Give the records again exactly, with every character kept.
Start of GIVEN ENTRIES
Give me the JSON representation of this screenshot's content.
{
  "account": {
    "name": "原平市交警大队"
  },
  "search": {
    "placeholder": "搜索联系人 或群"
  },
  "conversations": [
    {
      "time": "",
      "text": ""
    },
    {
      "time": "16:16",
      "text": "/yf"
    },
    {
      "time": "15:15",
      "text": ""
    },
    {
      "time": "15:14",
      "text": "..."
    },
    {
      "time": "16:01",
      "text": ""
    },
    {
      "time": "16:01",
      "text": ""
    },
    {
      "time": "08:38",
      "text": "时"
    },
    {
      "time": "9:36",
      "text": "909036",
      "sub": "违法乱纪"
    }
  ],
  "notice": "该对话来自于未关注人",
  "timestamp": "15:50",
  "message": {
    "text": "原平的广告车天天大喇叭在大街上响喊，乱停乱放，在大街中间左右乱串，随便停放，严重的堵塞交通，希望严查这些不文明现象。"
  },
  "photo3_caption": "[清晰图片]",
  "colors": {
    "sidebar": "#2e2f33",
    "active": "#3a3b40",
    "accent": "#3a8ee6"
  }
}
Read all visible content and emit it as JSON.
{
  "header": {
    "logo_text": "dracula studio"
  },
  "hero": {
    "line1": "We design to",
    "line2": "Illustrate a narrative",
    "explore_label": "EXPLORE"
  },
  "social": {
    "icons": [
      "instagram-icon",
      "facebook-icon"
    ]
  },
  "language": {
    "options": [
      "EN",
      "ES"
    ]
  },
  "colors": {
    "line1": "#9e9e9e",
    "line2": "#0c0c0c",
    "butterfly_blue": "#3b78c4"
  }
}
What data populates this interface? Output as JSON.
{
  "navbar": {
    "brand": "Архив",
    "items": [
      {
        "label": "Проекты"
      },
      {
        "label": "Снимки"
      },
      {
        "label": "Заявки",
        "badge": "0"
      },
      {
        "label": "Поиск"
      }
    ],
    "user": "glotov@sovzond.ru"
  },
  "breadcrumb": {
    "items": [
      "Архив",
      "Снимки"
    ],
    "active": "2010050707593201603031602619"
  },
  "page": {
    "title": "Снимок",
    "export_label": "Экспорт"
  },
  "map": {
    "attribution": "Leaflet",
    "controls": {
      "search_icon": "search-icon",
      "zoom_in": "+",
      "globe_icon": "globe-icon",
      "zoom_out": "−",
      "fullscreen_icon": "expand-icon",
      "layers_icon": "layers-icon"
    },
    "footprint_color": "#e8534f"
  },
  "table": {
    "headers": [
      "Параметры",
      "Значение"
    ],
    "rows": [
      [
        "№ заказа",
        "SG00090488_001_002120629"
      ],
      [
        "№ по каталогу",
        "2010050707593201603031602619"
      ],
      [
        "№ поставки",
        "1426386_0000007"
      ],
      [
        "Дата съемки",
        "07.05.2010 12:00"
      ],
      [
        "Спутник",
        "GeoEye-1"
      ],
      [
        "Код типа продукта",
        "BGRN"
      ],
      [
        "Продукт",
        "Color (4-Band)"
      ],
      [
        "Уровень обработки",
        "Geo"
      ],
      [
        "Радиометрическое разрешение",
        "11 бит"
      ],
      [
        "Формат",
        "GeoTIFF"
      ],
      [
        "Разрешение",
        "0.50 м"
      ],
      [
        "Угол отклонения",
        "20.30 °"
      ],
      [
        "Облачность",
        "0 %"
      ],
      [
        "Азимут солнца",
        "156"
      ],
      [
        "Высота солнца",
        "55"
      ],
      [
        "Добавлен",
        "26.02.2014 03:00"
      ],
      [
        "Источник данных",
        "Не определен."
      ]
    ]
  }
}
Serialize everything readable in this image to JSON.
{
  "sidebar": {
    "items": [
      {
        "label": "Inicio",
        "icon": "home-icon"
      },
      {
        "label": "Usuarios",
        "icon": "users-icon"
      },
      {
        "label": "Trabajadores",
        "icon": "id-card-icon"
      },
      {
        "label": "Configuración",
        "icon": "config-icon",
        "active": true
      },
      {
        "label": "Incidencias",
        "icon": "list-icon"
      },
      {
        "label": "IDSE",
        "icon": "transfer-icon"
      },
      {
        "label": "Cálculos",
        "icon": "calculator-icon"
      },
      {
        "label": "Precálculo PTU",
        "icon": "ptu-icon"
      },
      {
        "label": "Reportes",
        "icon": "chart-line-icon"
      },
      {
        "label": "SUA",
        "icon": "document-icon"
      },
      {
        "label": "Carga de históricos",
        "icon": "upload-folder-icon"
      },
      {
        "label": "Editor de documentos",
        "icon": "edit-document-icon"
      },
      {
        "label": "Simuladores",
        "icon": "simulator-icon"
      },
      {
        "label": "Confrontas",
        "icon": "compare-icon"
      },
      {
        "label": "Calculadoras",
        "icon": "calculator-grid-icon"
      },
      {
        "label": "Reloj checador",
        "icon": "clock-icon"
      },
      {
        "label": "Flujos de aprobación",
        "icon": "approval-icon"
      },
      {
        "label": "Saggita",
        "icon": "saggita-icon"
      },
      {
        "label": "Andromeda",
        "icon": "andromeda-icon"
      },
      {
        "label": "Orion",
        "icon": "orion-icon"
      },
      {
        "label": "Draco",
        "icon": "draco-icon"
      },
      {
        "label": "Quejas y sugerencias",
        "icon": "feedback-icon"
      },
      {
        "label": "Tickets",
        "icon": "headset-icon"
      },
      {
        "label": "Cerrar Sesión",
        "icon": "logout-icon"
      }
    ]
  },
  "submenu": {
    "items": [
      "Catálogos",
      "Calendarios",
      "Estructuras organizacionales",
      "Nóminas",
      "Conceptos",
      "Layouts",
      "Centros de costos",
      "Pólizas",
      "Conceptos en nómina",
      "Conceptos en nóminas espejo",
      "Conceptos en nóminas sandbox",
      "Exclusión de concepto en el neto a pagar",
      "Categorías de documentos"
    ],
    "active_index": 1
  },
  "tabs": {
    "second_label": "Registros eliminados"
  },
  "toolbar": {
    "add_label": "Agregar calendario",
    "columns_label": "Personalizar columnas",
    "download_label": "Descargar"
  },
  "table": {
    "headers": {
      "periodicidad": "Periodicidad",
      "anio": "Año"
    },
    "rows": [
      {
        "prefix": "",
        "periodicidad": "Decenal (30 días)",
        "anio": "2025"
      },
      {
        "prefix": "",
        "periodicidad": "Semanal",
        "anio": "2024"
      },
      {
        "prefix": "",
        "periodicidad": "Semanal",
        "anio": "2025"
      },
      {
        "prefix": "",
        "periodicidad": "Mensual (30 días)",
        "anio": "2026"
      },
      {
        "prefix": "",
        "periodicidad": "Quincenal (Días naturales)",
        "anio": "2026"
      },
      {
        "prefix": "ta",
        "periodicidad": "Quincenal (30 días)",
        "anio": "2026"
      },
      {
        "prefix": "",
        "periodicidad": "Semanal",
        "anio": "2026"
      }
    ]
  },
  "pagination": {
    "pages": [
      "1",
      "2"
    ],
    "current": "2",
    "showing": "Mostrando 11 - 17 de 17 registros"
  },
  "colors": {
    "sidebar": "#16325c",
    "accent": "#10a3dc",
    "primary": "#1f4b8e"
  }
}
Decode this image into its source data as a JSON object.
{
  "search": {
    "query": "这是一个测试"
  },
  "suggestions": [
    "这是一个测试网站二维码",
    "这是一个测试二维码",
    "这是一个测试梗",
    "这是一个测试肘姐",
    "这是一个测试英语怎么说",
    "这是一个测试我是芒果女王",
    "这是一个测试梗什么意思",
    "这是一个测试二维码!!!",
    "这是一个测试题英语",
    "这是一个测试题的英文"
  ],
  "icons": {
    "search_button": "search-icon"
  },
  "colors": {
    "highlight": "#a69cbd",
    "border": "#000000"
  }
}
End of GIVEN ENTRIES
» WRITTEN RESPONSE
Give me the JSON representation of this screenshot's content.
{
  "account": {
    "name": "原平市交警大队"
  },
  "search": {
    "placeholder": "搜索联系人 或群"
  },
  "conversations": [
    {
      "time": "",
      "text": ""
    },
    {
      "time": "16:16",
      "text": "/yf"
    },
    {
      "time": "15:15",
      "text": ""
    },
    {
      "time": "15:14",
      "text": "..."
    },
    {
      "time": "16:01",
      "text": ""
    },
    {
      "time": "16:01",
      "text": ""
    },
    {
      "time": "08:38",
      "text": "时"
    },
    {
      "time": "9:36",
      "text": "909036",
      "sub": "违法乱纪"
    }
  ],
  "notice": "该对话来自于未关注人",
  "timestamp": "15:50",
  "message": {
    "text": "原平的广告车天天大喇叭在大街上响喊，乱停乱放，在大街中间左右乱串，随便停放，严重的堵塞交通，希望严查这些不文明现象。"
  },
  "photo3_caption": "[清晰图片]",
  "colors": {
    "sidebar": "#2e2f33",
    "active": "#3a3b40",
    "accent": "#3a8ee6"
  }
}
Read all visible content and emit it as JSON.
{
  "header": {
    "logo_text": "dracula studio"
  },
  "hero": {
    "line1": "We design to",
    "line2": "Illustrate a narrative",
    "explore_label": "EXPLORE"
  },
  "social": {
    "icons": [
      "instagram-icon",
      "facebook-icon"
    ]
  },
  "language": {
    "options": [
      "EN",
      "ES"
    ]
  },
  "colors": {
    "line1": "#9e9e9e",
    "line2": "#0c0c0c",
    "butterfly_blue": "#3b78c4"
  }
}
What data populates this interface? Output as JSON.
{
  "navbar": {
    "brand": "Архив",
    "items": [
      {
        "label": "Проекты"
      },
      {
        "label": "Снимки"
      },
      {
        "label": "Заявки",
        "badge": "0"
      },
      {
        "label": "Поиск"
      }
    ],
    "user": "glotov@sovzond.ru"
  },
  "breadcrumb": {
    "items": [
      "Архив",
      "Снимки"
    ],
    "active": "2010050707593201603031602619"
  },
  "page": {
    "title": "Снимок",
    "export_label": "Экспорт"
  },
  "map": {
    "attribution": "Leaflet",
    "controls": {
      "search_icon": "search-icon",
      "zoom_in": "+",
      "globe_icon": "globe-icon",
      "zoom_out": "−",
      "fullscreen_icon": "expand-icon",
      "layers_icon": "layers-icon"
    },
    "footprint_color": "#e8534f"
  },
  "table": {
    "headers": [
      "Параметры",
      "Значение"
    ],
    "rows": [
      [
        "№ заказа",
        "SG00090488_001_002120629"
      ],
      [
        "№ по каталогу",
        "2010050707593201603031602619"
      ],
      [
        "№ поставки",
        "1426386_0000007"
      ],
      [
        "Дата съемки",
        "07.05.2010 12:00"
      ],
      [
        "Спутник",
        "GeoEye-1"
      ],
      [
        "Код типа продукта",
        "BGRN"
      ],
      [
        "Продукт",
        "Color (4-Band)"
      ],
      [
        "Уровень обработки",
        "Geo"
      ],
      [
        "Радиометрическое разрешение",
        "11 бит"
      ],
      [
        "Формат",
        "GeoTIFF"
      ],
      [
        "Разрешение",
        "0.50 м"
      ],
      [
        "Угол отклонения",
        "20.30 °"
      ],
      [
        "Облачность",
        "0 %"
      ],
      [
        "Азимут солнца",
        "156"
      ],
      [
        "Высота солнца",
        "55"
      ],
      [
        "Добавлен",
        "26.02.2014 03:00"
      ],
      [
        "Источник данных",
        "Не определен."
      ]
    ]
  }
}
Serialize everything readable in this image to JSON.
{
  "sidebar": {
    "items": [
      {
        "label": "Inicio",
        "icon": "home-icon"
      },
      {
        "label": "Usuarios",
        "icon": "users-icon"
      },
      {
        "label": "Trabajadores",
        "icon": "id-card-icon"
      },
      {
        "label": "Configuración",
        "icon": "config-icon",
        "active": true
      },
      {
        "label": "Incidencias",
        "icon": "list-icon"
      },
      {
        "label": "IDSE",
        "icon": "transfer-icon"
      },
      {
        "label": "Cálculos",
        "icon": "calculator-icon"
      },
      {
        "label": "Precálculo PTU",
        "icon": "ptu-icon"
      },
      {
        "label": "Reportes",
        "icon": "chart-line-icon"
      },
      {
        "label": "SUA",
        "icon": "document-icon"
      },
      {
        "label": "Carga de históricos",
        "icon": "upload-folder-icon"
      },
      {
        "label": "Editor de documentos",
        "icon": "edit-document-icon"
      },
      {
        "label": "Simuladores",
        "icon": "simulator-icon"
      },
      {
        "label": "Confrontas",
        "icon": "compare-icon"
      },
      {
        "label": "Calculadoras",
        "icon": "calculator-grid-icon"
      },
      {
        "label": "Reloj checador",
        "icon": "clock-icon"
      },
      {
        "label": "Flujos de aprobación",
        "icon": "approval-icon"
      },
      {
        "label": "Saggita",
        "icon": "saggita-icon"
      },
      {
        "label": "Andromeda",
        "icon": "andromeda-icon"
      },
      {
        "label": "Orion",
        "icon": "orion-icon"
      },
      {
        "label": "Draco",
        "icon": "draco-icon"
      },
      {
        "label": "Quejas y sugerencias",
        "icon": "feedback-icon"
      },
      {
        "label": "Tickets",
        "icon": "headset-icon"
      },
      {
        "label": "Cerrar Sesión",
        "icon": "logout-icon"
      }
    ]
  },
  "submenu": {
    "items": [
      "Catálogos",
      "Calendarios",
      "Estructuras organizacionales",
      "Nóminas",
      "Conceptos",
      "Layouts",
      "Centros de costos",
      "Pólizas",
      "Conceptos en nómina",
      "Conceptos en nóminas espejo",
      "Conceptos en nóminas sandbox",
      "Exclusión de concepto en el neto a pagar",
      "Categorías de documentos"
    ],
    "active_index": 1
  },
  "tabs": {
    "second_label": "Registros eliminados"
  },
  "toolbar": {
    "add_label": "Agregar calendario",
    "columns_label": "Personalizar columnas",
    "download_label": "Descargar"
  },
  "table": {
    "headers": {
      "periodicidad": "Periodicidad",
      "anio": "Año"
    },
    "rows": [
      {
        "prefix": "",
        "periodicidad": "Decenal (30 días)",
        "anio": "2025"
      },
      {
        "prefix": "",
        "periodicidad": "Semanal",
        "anio": "2024"
      },
      {
        "prefix": "",
        "periodicidad": "Semanal",
        "anio": "2025"
      },
      {
        "prefix": "",
        "periodicidad": "Mensual (30 días)",
        "anio": "2026"
      },
      {
        "prefix": "",
        "periodicidad": "Quincenal (Días naturales)",
        "anio": "2026"
      },
      {
        "prefix": "ta",
        "periodicidad": "Quincenal (30 días)",
        "anio": "2026"
      },
      {
        "prefix": "",
        "periodicidad": "Semanal",
        "anio": "2026"
      }
    ]
  },
  "pagination": {
    "pages": [
      "1",
      "2"
    ],
    "current": "2",
    "showing": "Mostrando 11 - 17 de 17 registros"
  },
  "colors": {
    "sidebar": "#16325c",
    "accent": "#10a3dc",
    "primary": "#1f4b8e"
  }
}
Decode this image into its source data as a JSON object.
{
  "search": {
    "query": "这是一个测试"
  },
  "suggestions": [
    "这是一个测试网站二维码",
    "这是一个测试二维码",
    "这是一个测试梗",
    "这是一个测试肘姐",
    "这是一个测试英语怎么说",
    "这是一个测试我是芒果女王",
    "这是一个测试梗什么意思",
    "这是一个测试二维码!!!",
    "这是一个测试题英语",
    "这是一个测试题的英文"
  ],
  "icons": {
    "search_button": "search-icon"
  },
  "colors": {
    "highlight": "#a69cbd",
    "border": "#000000"
  }
}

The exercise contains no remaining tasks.